Vin laughed and nodded in agreement. "Where did ya find them?"

"I saw them in a catalog when I was in Denver. They came all the way from Germany," Ezra said. "I don't know what possessed me. There was a father and son in the store. The little boy wanted a trinket and..."

Vin watched his friend fall deep in thought. He waited a few moments. "Was it the baubles the boy wanted?"

"No," Ezra answered, shaking off the wool gathering. "It reminded me of one of my few memories of my father." Ezra met Vin's eyes. "I remember going with my father to leave gifts anonymously for those less fortunate. Seeing that boy with his father - It spurred the idea and I thought of the Hamiltons," Ezra said. "You came here for a reason," he added abruptly changing the direction of the conversation.

Vin realized Ezra was done saying anything about his father or the reason for the gifts. "I come to ask your help on somethin'," he said.

Ezra nodded for him to continue.

"I think that Saint Nick ought a pay them little ones a visit," Vin said.

"I agree, but Mrs. Potter has closed the store until the day after Christmas," Ezra pointed out.

"Not before I got there," Vin said with a grin. "I traded back that bauble I's going to give to Miss Nettie." He shrugged. "She would been chawin' on me anyway about wastin' my money on something so..." he waved his hand trying to think of a word.

"Frivolous," Ezra suggested.

Vin nodded. "Sure was pretty though. Ms. Potter had someone in the store right then who wanted it, so I barely had it outta my pocket before she sold it. I asked her quiet-like what the Hamilton's bought, and she told me a couple 'a things they had put back since they didn't have enough to cover 'em. Bought me some peaches and coffee, and enough penny candy to fill one a them paper cones for each of them young 'uns."

"Everyone's at the party," Vin continued. "I reckon I've got enough time to sneak out to Hamilton's and play Saint Nicholas for them, but I need help."

Ezra grinned. He had learned a lesson this day about meeting practical needs - that which matters most. Now it looked like he'd be able to help give something 'frivolous' as well. He could just imagine the children's faces when they arrived home tonight.
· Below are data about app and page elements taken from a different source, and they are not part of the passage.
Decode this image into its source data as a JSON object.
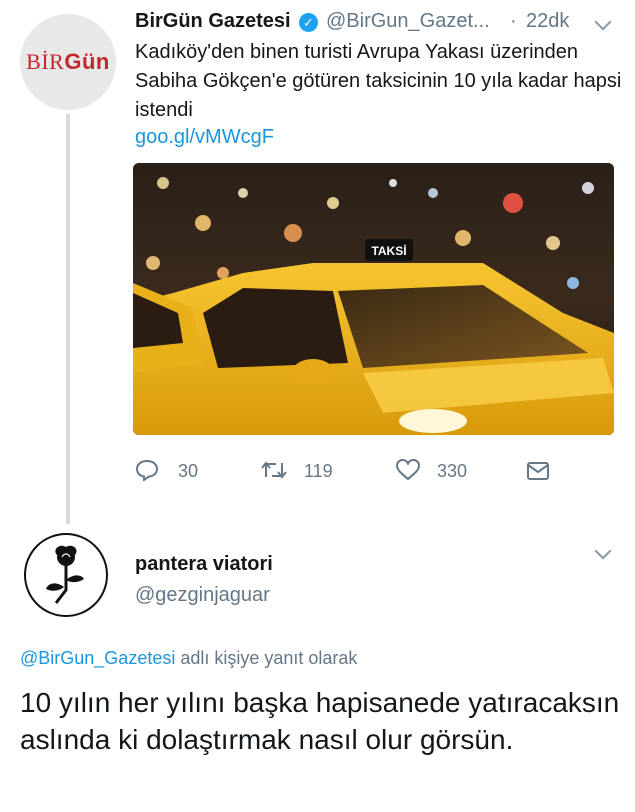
{
  "tweet": {
    "author_name": "BirGün Gazetesi",
    "handle": "@BirGun_Gazet...",
    "separator": "·",
    "time": "22dk",
    "avatar_logo_part1": "BİR",
    "avatar_logo_part2": "Gün",
    "verified_mark": "✓",
    "text": "Kadıköy'den binen turisti Avrupa Yakası üzerinden Sabiha Gökçen'e götüren taksicinin 10 yıla kadar hapsi istendi",
    "link": "goo.gl/vMWcgF",
    "image": {
      "sign_text": "TAKSİ",
      "subject": "yellow taxi at night"
    },
    "actions": {
      "reply_count": "30",
      "retweet_count": "119",
      "like_count": "330"
    }
  },
  "reply": {
    "author_name": "pantera viatori",
    "handle": "@gezginjaguar",
    "replying_to_mention": "@BirGun_Gazetesi",
    "replying_to_suffix": " adlı kişiye yanıt olarak",
    "text": "10 yılın her yılını başka hapisanede yatıracaksın aslında ki dolaştırmak nasıl olur görsün."
  },
  "colors": {
    "link": "#1b95e0",
    "secondary_text": "#657786",
    "verified": "#1da1f2",
    "brand_red": "#c4262e"
  }
}
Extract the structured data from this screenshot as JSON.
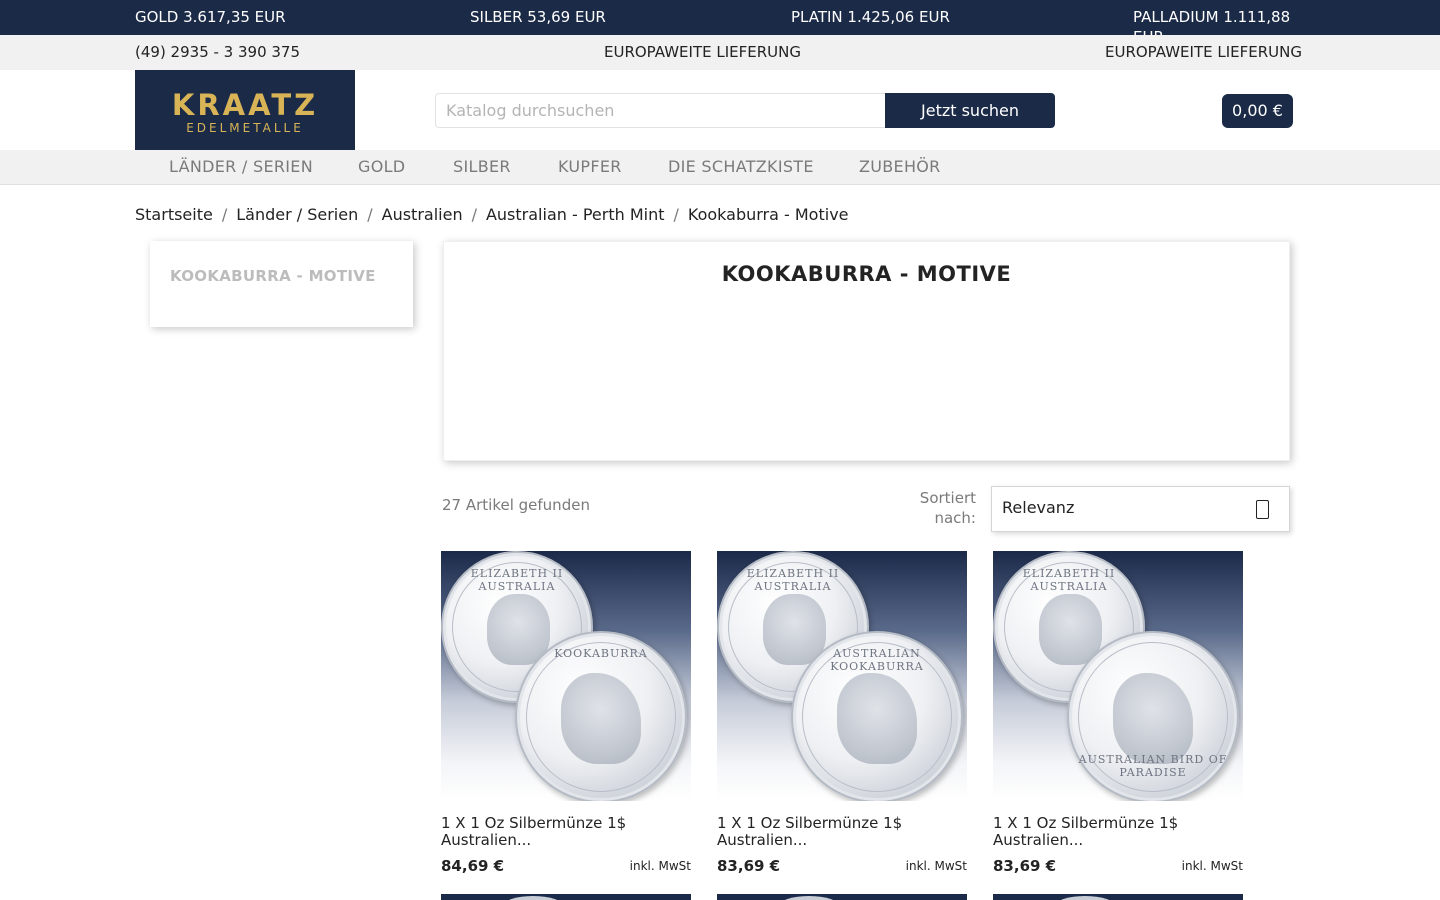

"And this involves me how?" he asked with a big smile.

Vin looked at him and chuckled. "You're the only fella I know with a red coat."